Implementing a new or updated brand campaign is challenging. Whether you make a fundamental change or reposition your brand, it is a tough task to get it absolutely right.
Your underlying brand strategy is the key factor in how to approach a rebrand. Are you looking for maximum impact or a low key approach that does not disrupt the existing marketplace? The strategy you choose will depend on factors such as budget, the size of your company and the audience you want to reach.
A successful brand rollout takes into account the complexity of your brand’s evolution, your business cycle, available resources, and, most importantly, the expected impact on your customers and employees.
Starting out from the main objective of your strategy, there are two commonly accepted methodologies. The first is the “Day One” approach where all brand components are released on the same day. The second approach is a gradual process, with changes implemented over time.
Let’s take a look the two potential ways you might launch, re-launch or reposition your brand.
Day One Implementation

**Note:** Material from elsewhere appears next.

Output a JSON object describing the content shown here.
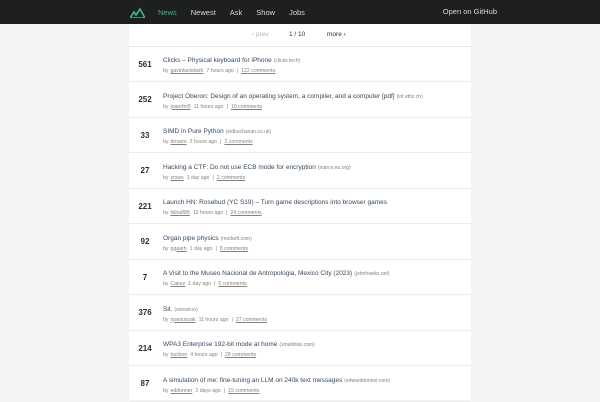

In taking the “Day One” approach, the goal is to maximize immediate impact and attract attention to the new launch. As such, the marketer launches everything at once — the new logo, website, advertising campaign etc. This approach is suitable for a company looking to announce and celebrate their transformation.

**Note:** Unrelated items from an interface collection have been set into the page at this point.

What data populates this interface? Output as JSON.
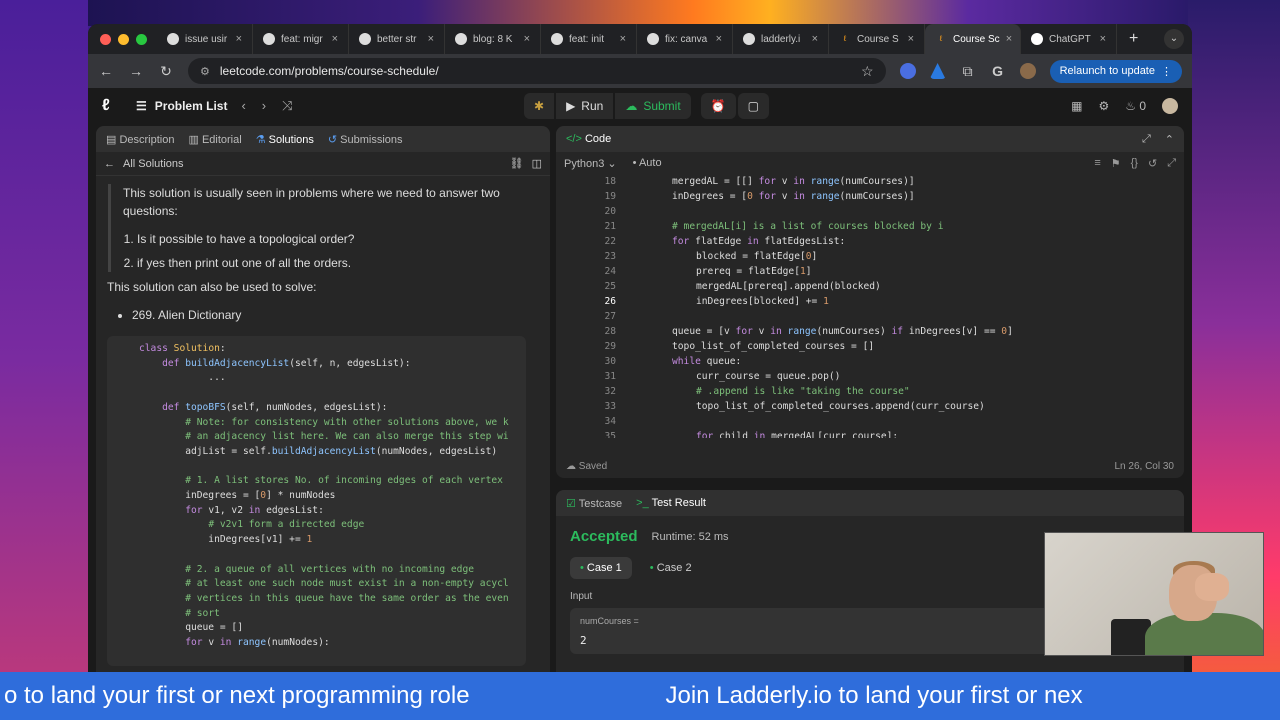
{
  "browser": {
    "tabs": [
      {
        "label": "issue usir",
        "icon": "github-icon"
      },
      {
        "label": "feat: migr",
        "icon": "github-icon"
      },
      {
        "label": "better str",
        "icon": "github-icon"
      },
      {
        "label": "blog: 8 K",
        "icon": "github-icon"
      },
      {
        "label": "feat: init",
        "icon": "github-icon"
      },
      {
        "label": "fix: canva",
        "icon": "github-icon"
      },
      {
        "label": "ladderly.i",
        "icon": "ladderly-icon"
      },
      {
        "label": "Course S",
        "icon": "leetcode-icon"
      },
      {
        "label": "Course Sc",
        "icon": "leetcode-icon",
        "active": true
      },
      {
        "label": "ChatGPT",
        "icon": "chatgpt-icon"
      }
    ],
    "url": "leetcode.com/problems/course-schedule/",
    "relaunch_label": "Relaunch to update"
  },
  "lc_nav": {
    "problem_list_label": "Problem List",
    "run_label": "Run",
    "submit_label": "Submit",
    "coin_count": "0"
  },
  "left_panel": {
    "tabs": [
      "Description",
      "Editorial",
      "Solutions",
      "Submissions"
    ],
    "active_tab": "Solutions",
    "back_label": "All Solutions",
    "quote_intro": "This solution is usually seen in problems where we need to answer two questions:",
    "quote_items": [
      "Is it possible to have a topological order?",
      "if yes then print out one of all the orders."
    ],
    "solve_heading": "This solution can also be used to solve:",
    "solve_items": [
      "269. Alien Dictionary"
    ]
  },
  "code_panel": {
    "title": "Code",
    "language": "Python3",
    "mode": "Auto",
    "status": "Saved",
    "cursor_pos": "Ln 26, Col 30",
    "current_line": 26,
    "lines": [
      {
        "n": 18,
        "indent": 1,
        "text": "mergedAL = [[] for v in range(numCourses)]"
      },
      {
        "n": 19,
        "indent": 1,
        "text": "inDegrees = [0 for v in range(numCourses)]"
      },
      {
        "n": 20,
        "indent": 0,
        "text": ""
      },
      {
        "n": 21,
        "indent": 1,
        "text": "# mergedAL[i] is a list of courses blocked by i"
      },
      {
        "n": 22,
        "indent": 1,
        "text": "for flatEdge in flatEdgesList:"
      },
      {
        "n": 23,
        "indent": 2,
        "text": "blocked = flatEdge[0]"
      },
      {
        "n": 24,
        "indent": 2,
        "text": "prereq = flatEdge[1]"
      },
      {
        "n": 25,
        "indent": 2,
        "text": "mergedAL[prereq].append(blocked)"
      },
      {
        "n": 26,
        "indent": 2,
        "text": "inDegrees[blocked] += 1"
      },
      {
        "n": 27,
        "indent": 0,
        "text": ""
      },
      {
        "n": 28,
        "indent": 1,
        "text": "queue = [v for v in range(numCourses) if inDegrees[v] == 0]"
      },
      {
        "n": 29,
        "indent": 1,
        "text": "topo_list_of_completed_courses = []"
      },
      {
        "n": 30,
        "indent": 1,
        "text": "while queue:"
      },
      {
        "n": 31,
        "indent": 2,
        "text": "curr_course = queue.pop()"
      },
      {
        "n": 32,
        "indent": 2,
        "text": "# .append is like \"taking the course\""
      },
      {
        "n": 33,
        "indent": 2,
        "text": "topo_list_of_completed_courses.append(curr_course)"
      },
      {
        "n": 34,
        "indent": 0,
        "text": ""
      },
      {
        "n": 35,
        "indent": 2,
        "text": "for child in mergedAL[curr_course]:"
      }
    ]
  },
  "solution_code": [
    "class Solution:",
    "    def buildAdjacencyList(self, n, edgesList):",
    "            ...",
    "",
    "    def topoBFS(self, numNodes, edgesList):",
    "        # Note: for consistency with other solutions above, we k",
    "        # an adjacency list here. We can also merge this step wi",
    "        adjList = self.buildAdjacencyList(numNodes, edgesList)",
    "",
    "        # 1. A list stores No. of incoming edges of each vertex",
    "        inDegrees = [0] * numNodes",
    "        for v1, v2 in edgesList:",
    "            # v2v1 form a directed edge",
    "            inDegrees[v1] += 1",
    "",
    "        # 2. a queue of all vertices with no incoming edge",
    "        # at least one such node must exist in a non-empty acycl",
    "        # vertices in this queue have the same order as the even",
    "        # sort",
    "        queue = []",
    "        for v in range(numNodes):"
  ],
  "test_panel": {
    "tabs": [
      "Testcase",
      "Test Result"
    ],
    "active_tab": "Test Result",
    "result": "Accepted",
    "runtime": "Runtime: 52 ms",
    "cases": [
      "Case 1",
      "Case 2"
    ],
    "selected_case": "Case 1",
    "input_label": "Input",
    "input_key": "numCourses =",
    "input_value": "2"
  },
  "ticker": {
    "text_a": "o to land your first or next programming role",
    "text_b": "Join Ladderly.io to land your first or nex"
  },
  "colors": {
    "accepted": "#2cbb5d",
    "ticker_bg": "#2f6ddb",
    "relaunch_bg": "#1a5fb4"
  }
}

The Day One approach has to be well coordinated, as customers and the media will be all eyes on your brand. These challenges are amplified if your company is large, multi-national and often in the news.

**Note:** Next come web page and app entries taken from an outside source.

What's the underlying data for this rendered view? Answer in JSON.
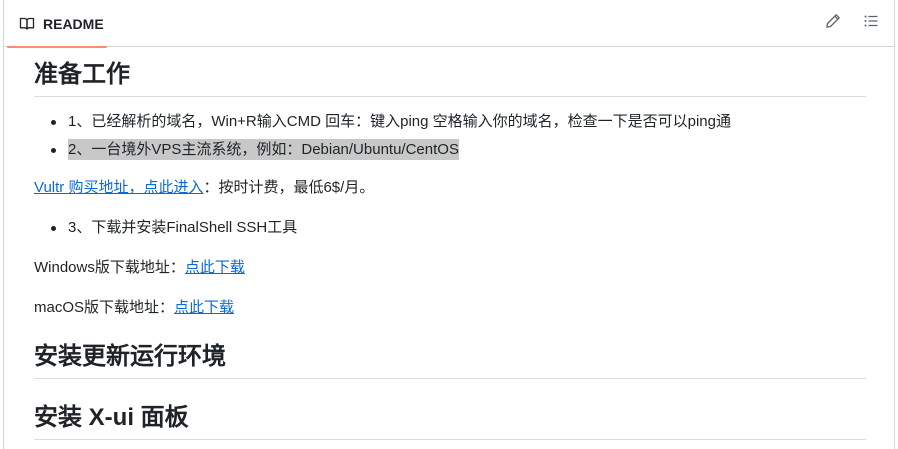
{
  "tabbar": {
    "readme_label": "README",
    "icons": [
      "book-icon",
      "pencil-icon",
      "list-icon"
    ]
  },
  "content": {
    "h_prep": "准备工作",
    "list1": [
      "1、已经解析的域名，Win+R输入CMD 回车：键入ping 空格输入你的域名，检查一下是否可以ping通",
      "2、一台境外VPS主流系统，例如：Debian/Ubuntu/CentOS"
    ],
    "vultr_link": "Vultr 购买地址，点此进入",
    "vultr_text": "：按时计费，最低6$/月。",
    "list2_item": "3、下载并安装FinalShell SSH工具",
    "windows_label": "Windows版下载地址：",
    "windows_link": "点此下载",
    "mac_label": "macOS版下载地址：",
    "mac_link": "点此下载",
    "h_env": "安装更新运行环境",
    "h_xui": "安装 X-ui 面板"
  },
  "colors": {
    "link": "#0969da",
    "tab_underline": "#fd8c73",
    "highlight": "#c8c8c8"
  }
}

The public impact of this approach has two sides to it. The marketing and brand team must be prepared for both praise and controversy. A brand might be praised for taking a bold step in changing their image, but large discrepancies between the new face of the brand and its past reputation could also render itself to a lot of criticism.
The transitional approach to a rebrand implementation is ideal in several situations. First, the company may want to maintain a low profile and avoid controversy — by the time the public starts to notice, the change is the new norm.
Another reason for a gradual implementation may be a lack of funding to produce and replace all deliverables at the same time. This is often true for non-profits and smaller companies.
If a marketer has to choose, the most important component to launch is the company website. People will mostly visit your website rather than visit your office or see your business card. The website is the cornerstone for your brand presence. After your website is ready, review the marketplace to prioritize the rest of your implementation plan. Address most relevant and high profile components first.